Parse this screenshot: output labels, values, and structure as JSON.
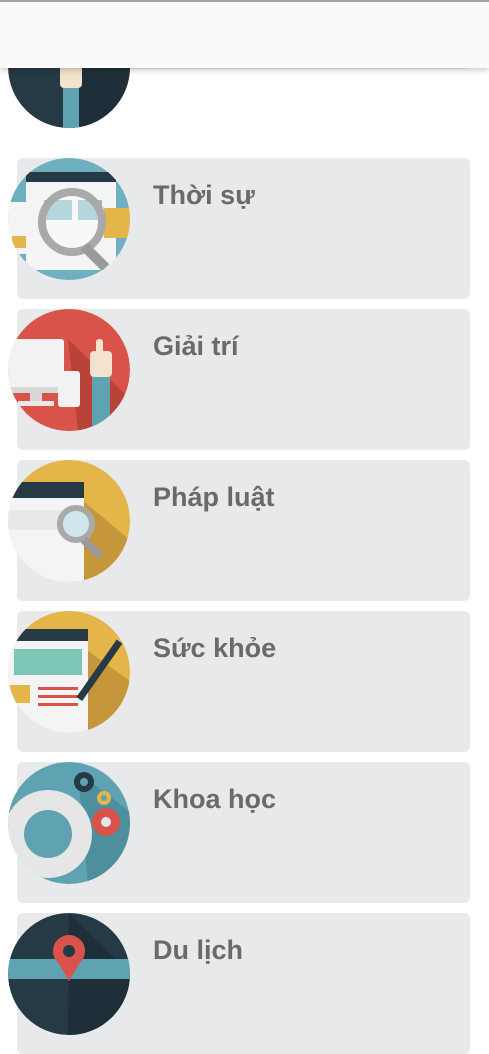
{
  "categories": [
    {
      "label": "",
      "icon": "hand-pointer-icon",
      "color": "#263a46"
    },
    {
      "label": "Thời sự",
      "icon": "magnifier-news-icon",
      "color": "#6fb0c0"
    },
    {
      "label": "Giải trí",
      "icon": "devices-touch-icon",
      "color": "#d9534a"
    },
    {
      "label": "Pháp luật",
      "icon": "search-document-icon",
      "color": "#e4b548"
    },
    {
      "label": "Sức khỏe",
      "icon": "pen-document-icon",
      "color": "#e4b548"
    },
    {
      "label": "Khoa học",
      "icon": "gears-icon",
      "color": "#5fa3b2"
    },
    {
      "label": "Du lịch",
      "icon": "map-pin-icon",
      "color": "#263a46"
    }
  ]
}
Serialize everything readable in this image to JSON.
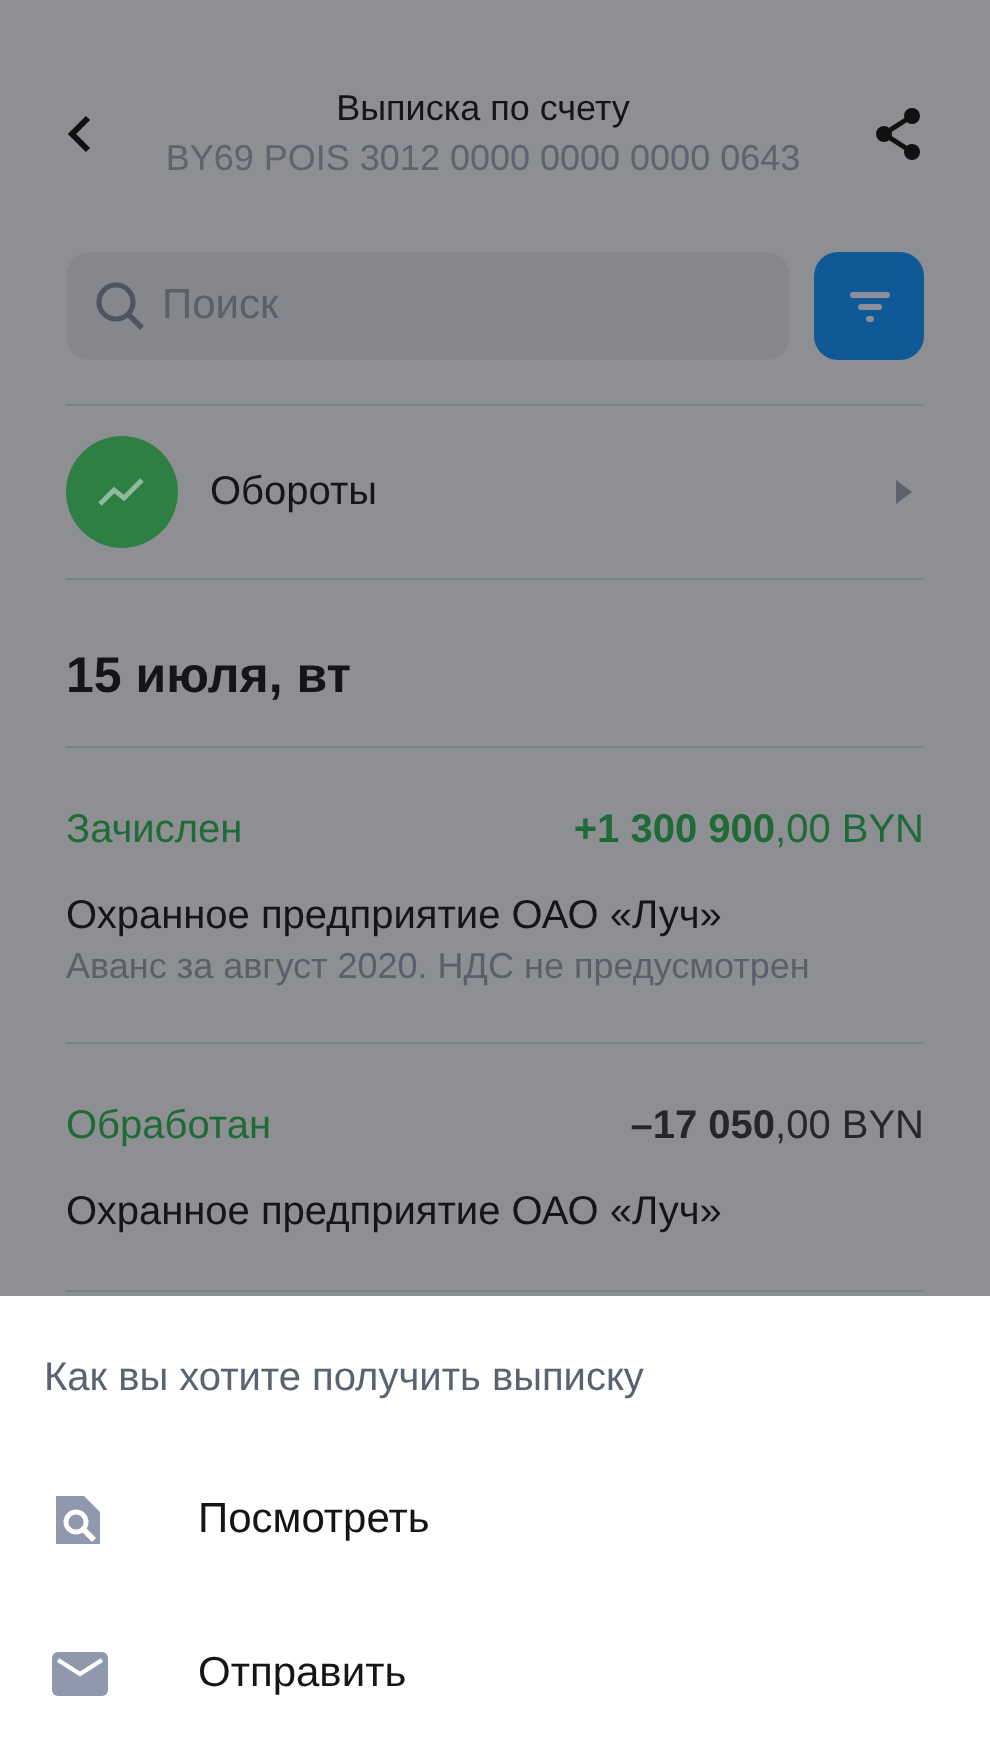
{
  "header": {
    "title": "Выписка по счету",
    "subtitle": "BY69 POIS 3012 0000 0000 0000 0643"
  },
  "search": {
    "placeholder": "Поиск"
  },
  "turnover": {
    "label": "Обороты"
  },
  "date": "15 июля, вт",
  "transactions": [
    {
      "status": "Зачислен",
      "kind": "credit",
      "amount": "**+1 300 900**,00 BYN",
      "name": "Охранное предприятие ОАО «Луч»",
      "description": "Аванс за август 2020. НДС не предусмотрен"
    },
    {
      "status": "Обработан",
      "kind": "debit",
      "amount": "**–17 050**,00 BYN",
      "name": "Охранное предприятие ОАО «Луч»"
    }
  ],
  "sheet": {
    "title": "Как вы хотите получить выписку",
    "options": [
      {
        "kind": "view",
        "label": "Посмотреть"
      },
      {
        "kind": "send",
        "label": "Отправить"
      }
    ]
  }
}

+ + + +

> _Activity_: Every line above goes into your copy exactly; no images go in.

> _Exercise solution_:
Parse this screenshot: output labels, values, and structure as JSON.
{
  "categories": [
    {
      "label": "",
      "icon": "hand-pointer-icon",
      "color": "#263a46"
    },
    {
      "label": "Thời sự",
      "icon": "magnifier-news-icon",
      "color": "#6fb0c0"
    },
    {
      "label": "Giải trí",
      "icon": "devices-touch-icon",
      "color": "#d9534a"
    },
    {
      "label": "Pháp luật",
      "icon": "search-document-icon",
      "color": "#e4b548"
    },
    {
      "label": "Sức khỏe",
      "icon": "pen-document-icon",
      "color": "#e4b548"
    },
    {
      "label": "Khoa học",
      "icon": "gears-icon",
      "color": "#5fa3b2"
    },
    {
      "label": "Du lịch",
      "icon": "map-pin-icon",
      "color": "#263a46"
    }
  ]
}
Serialize everything readable in this image to JSON.
{
  "header": {
    "title": "Выписка по счету",
    "subtitle": "BY69 POIS 3012 0000 0000 0000 0643"
  },
  "search": {
    "placeholder": "Поиск"
  },
  "turnover": {
    "label": "Обороты"
  },
  "date": "15 июля, вт",
  "transactions": [
    {
      "status": "Зачислен",
      "kind": "credit",
      "amount": "**+1 300 900**,00 BYN",
      "name": "Охранное предприятие ОАО «Луч»",
      "description": "Аванс за август 2020. НДС не предусмотрен"
    },
    {
      "status": "Обработан",
      "kind": "debit",
      "amount": "**–17 050**,00 BYN",
      "name": "Охранное предприятие ОАО «Луч»"
    }
  ],
  "sheet": {
    "title": "Как вы хотите получить выписку",
    "options": [
      {
        "kind": "view",
        "label": "Посмотреть"
      },
      {
        "kind": "send",
        "label": "Отправить"
      }
    ]
  }
}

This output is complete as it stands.